_REQUIRED ACTION:_ Go over the lines below, and when one contains the word "Route", copy it.

[Excerpts from an interface dataset]
******

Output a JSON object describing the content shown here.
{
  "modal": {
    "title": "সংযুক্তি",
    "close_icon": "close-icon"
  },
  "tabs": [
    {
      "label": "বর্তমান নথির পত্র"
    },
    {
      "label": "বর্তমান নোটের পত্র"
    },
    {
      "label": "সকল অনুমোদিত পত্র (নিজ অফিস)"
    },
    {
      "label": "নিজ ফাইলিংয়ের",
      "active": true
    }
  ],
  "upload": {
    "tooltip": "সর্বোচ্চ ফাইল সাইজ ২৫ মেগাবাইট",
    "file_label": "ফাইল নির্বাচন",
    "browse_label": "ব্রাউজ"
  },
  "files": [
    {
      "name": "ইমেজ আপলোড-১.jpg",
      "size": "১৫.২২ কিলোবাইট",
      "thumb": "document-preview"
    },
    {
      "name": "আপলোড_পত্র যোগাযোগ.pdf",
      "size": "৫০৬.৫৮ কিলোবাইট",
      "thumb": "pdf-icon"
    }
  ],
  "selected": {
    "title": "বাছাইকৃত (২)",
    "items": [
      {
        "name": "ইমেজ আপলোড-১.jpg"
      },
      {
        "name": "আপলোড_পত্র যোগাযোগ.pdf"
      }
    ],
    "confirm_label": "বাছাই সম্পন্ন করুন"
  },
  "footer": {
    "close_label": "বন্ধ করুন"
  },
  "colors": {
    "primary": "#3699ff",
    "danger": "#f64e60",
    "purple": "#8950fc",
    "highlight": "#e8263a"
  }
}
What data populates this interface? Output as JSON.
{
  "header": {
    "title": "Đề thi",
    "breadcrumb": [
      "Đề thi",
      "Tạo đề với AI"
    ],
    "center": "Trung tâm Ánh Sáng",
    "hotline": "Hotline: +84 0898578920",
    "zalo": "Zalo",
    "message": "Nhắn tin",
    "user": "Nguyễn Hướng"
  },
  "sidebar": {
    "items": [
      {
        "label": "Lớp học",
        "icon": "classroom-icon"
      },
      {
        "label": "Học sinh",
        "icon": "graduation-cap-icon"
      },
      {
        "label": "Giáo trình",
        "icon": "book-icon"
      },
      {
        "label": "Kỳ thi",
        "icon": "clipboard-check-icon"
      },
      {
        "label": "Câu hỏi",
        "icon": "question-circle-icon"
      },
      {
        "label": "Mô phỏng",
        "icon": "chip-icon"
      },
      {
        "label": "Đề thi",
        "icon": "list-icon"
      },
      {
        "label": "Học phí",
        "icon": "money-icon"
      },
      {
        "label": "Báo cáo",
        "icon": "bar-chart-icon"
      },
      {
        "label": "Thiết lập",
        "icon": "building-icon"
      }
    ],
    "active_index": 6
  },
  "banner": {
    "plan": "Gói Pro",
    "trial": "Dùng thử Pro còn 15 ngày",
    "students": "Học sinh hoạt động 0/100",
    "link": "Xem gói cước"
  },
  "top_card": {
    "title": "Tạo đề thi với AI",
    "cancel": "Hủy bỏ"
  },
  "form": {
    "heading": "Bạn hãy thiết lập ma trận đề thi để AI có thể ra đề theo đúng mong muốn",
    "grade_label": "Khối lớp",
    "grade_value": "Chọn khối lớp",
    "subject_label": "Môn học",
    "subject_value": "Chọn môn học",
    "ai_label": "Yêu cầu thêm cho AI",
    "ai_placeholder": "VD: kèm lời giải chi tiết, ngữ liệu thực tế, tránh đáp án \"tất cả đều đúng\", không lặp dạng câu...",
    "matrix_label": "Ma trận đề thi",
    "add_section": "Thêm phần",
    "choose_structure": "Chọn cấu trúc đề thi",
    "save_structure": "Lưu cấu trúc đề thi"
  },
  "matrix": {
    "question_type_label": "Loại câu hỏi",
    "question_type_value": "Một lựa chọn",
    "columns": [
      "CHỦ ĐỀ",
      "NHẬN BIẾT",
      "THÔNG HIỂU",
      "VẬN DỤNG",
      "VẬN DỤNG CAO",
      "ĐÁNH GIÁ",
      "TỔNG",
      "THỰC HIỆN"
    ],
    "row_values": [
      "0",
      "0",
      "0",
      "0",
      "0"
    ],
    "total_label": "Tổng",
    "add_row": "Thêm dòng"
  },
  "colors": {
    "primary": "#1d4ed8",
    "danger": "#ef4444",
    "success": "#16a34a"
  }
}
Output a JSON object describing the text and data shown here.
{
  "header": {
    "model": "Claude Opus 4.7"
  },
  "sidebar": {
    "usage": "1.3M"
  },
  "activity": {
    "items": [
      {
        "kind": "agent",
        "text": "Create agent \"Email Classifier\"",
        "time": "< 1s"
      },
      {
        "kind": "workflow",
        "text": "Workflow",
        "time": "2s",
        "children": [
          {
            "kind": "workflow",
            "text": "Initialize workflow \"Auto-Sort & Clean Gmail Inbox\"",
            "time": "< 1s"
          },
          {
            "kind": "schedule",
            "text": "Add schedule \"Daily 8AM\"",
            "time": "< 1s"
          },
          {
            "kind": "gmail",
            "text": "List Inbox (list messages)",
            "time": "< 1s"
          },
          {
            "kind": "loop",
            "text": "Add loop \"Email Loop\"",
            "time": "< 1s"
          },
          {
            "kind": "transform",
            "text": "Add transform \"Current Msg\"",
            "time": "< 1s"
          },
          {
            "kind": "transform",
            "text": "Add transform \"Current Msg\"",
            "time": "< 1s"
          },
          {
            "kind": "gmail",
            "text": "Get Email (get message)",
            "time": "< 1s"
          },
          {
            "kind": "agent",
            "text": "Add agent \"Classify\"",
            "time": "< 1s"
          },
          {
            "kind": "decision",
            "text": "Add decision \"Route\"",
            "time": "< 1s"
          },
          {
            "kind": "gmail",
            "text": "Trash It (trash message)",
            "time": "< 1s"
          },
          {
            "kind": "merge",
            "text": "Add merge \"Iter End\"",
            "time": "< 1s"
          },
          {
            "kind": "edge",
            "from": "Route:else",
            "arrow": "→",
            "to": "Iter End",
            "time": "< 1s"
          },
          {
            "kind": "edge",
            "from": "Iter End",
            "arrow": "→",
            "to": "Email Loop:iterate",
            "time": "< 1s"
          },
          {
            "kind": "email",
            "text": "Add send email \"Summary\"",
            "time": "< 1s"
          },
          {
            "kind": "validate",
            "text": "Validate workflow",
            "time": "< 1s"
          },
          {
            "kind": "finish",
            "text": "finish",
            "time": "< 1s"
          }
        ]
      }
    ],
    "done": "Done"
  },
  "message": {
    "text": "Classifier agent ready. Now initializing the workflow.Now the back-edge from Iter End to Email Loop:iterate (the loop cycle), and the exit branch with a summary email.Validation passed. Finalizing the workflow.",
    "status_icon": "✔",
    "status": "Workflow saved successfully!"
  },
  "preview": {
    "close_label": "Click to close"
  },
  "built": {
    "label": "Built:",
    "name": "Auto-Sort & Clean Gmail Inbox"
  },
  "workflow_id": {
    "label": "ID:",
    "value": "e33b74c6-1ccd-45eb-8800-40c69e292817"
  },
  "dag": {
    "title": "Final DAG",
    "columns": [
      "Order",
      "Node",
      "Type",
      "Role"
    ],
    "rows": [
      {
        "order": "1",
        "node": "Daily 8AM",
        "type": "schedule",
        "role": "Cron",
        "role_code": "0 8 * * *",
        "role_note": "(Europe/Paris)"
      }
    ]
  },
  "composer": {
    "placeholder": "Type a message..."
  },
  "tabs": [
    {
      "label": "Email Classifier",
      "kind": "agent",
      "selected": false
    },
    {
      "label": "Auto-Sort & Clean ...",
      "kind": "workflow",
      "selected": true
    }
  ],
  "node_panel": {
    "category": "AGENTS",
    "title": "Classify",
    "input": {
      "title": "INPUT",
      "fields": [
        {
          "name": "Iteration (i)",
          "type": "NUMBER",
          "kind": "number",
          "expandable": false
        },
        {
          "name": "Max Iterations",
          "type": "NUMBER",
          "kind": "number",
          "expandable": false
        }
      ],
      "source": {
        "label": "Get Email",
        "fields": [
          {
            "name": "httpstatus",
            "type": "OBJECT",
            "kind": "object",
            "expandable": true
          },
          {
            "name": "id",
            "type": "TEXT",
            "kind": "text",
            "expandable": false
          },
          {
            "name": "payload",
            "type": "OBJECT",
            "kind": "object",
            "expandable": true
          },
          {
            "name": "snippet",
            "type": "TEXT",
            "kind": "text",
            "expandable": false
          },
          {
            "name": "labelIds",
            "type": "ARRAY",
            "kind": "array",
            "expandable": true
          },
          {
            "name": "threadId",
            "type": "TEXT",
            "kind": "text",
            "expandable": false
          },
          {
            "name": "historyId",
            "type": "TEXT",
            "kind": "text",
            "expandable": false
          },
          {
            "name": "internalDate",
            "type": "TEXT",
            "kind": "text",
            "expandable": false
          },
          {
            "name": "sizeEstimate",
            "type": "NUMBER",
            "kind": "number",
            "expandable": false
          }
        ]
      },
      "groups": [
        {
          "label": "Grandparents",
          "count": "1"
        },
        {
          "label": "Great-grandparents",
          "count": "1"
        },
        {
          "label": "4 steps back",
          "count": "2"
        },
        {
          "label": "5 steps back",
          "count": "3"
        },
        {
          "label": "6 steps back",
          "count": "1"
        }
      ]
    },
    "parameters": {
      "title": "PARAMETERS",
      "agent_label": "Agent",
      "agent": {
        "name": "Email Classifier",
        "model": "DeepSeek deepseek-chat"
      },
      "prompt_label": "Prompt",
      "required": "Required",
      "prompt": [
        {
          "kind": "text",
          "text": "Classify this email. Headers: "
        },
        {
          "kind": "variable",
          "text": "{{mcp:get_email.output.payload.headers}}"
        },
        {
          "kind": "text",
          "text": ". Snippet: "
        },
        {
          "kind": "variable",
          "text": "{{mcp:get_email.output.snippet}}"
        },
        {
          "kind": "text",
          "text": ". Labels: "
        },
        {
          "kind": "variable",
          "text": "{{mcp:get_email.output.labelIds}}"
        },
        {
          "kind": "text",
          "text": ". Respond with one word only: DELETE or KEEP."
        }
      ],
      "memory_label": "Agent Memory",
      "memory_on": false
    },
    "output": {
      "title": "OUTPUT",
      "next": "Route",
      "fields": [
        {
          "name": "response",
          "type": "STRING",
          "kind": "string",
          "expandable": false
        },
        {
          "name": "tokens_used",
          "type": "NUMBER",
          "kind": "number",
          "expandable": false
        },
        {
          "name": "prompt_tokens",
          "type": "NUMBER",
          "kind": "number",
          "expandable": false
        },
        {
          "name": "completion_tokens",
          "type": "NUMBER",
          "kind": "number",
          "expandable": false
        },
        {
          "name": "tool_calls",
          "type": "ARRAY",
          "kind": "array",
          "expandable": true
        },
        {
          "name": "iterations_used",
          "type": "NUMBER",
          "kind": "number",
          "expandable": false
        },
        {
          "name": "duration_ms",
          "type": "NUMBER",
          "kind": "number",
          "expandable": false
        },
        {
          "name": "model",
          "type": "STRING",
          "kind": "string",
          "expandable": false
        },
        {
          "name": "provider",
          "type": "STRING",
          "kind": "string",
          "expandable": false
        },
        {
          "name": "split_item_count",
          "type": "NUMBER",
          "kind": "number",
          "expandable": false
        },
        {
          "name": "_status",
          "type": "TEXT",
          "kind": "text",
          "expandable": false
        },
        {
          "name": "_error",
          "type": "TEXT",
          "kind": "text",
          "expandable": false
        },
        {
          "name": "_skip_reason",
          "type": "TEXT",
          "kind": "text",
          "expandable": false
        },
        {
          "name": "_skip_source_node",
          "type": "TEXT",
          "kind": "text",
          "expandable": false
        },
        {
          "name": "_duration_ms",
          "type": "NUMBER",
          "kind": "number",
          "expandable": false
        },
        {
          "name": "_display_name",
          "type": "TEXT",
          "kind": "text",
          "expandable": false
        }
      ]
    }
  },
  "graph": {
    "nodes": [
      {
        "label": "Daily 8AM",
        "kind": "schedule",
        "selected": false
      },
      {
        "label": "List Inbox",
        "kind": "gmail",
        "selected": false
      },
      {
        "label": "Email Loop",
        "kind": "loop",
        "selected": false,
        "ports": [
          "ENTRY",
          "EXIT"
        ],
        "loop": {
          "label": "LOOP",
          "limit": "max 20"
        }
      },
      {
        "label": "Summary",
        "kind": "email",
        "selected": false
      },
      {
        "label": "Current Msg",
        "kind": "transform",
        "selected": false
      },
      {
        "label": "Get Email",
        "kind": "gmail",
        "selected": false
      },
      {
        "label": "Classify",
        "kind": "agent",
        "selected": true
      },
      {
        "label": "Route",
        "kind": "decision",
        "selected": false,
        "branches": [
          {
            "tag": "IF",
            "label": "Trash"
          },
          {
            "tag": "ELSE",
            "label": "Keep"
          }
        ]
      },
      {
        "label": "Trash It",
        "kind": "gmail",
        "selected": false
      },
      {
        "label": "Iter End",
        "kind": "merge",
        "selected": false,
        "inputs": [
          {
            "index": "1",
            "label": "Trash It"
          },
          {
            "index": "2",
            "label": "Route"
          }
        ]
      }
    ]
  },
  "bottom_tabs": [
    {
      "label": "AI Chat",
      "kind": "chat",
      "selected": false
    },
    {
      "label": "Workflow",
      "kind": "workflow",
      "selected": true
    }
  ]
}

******

_EXPECTED OUTPUT:_
            "text": "Add decision \"Route\"",
            "from": "Route:else",
      "next": "Route",
        "label": "Route",
            "label": "Route"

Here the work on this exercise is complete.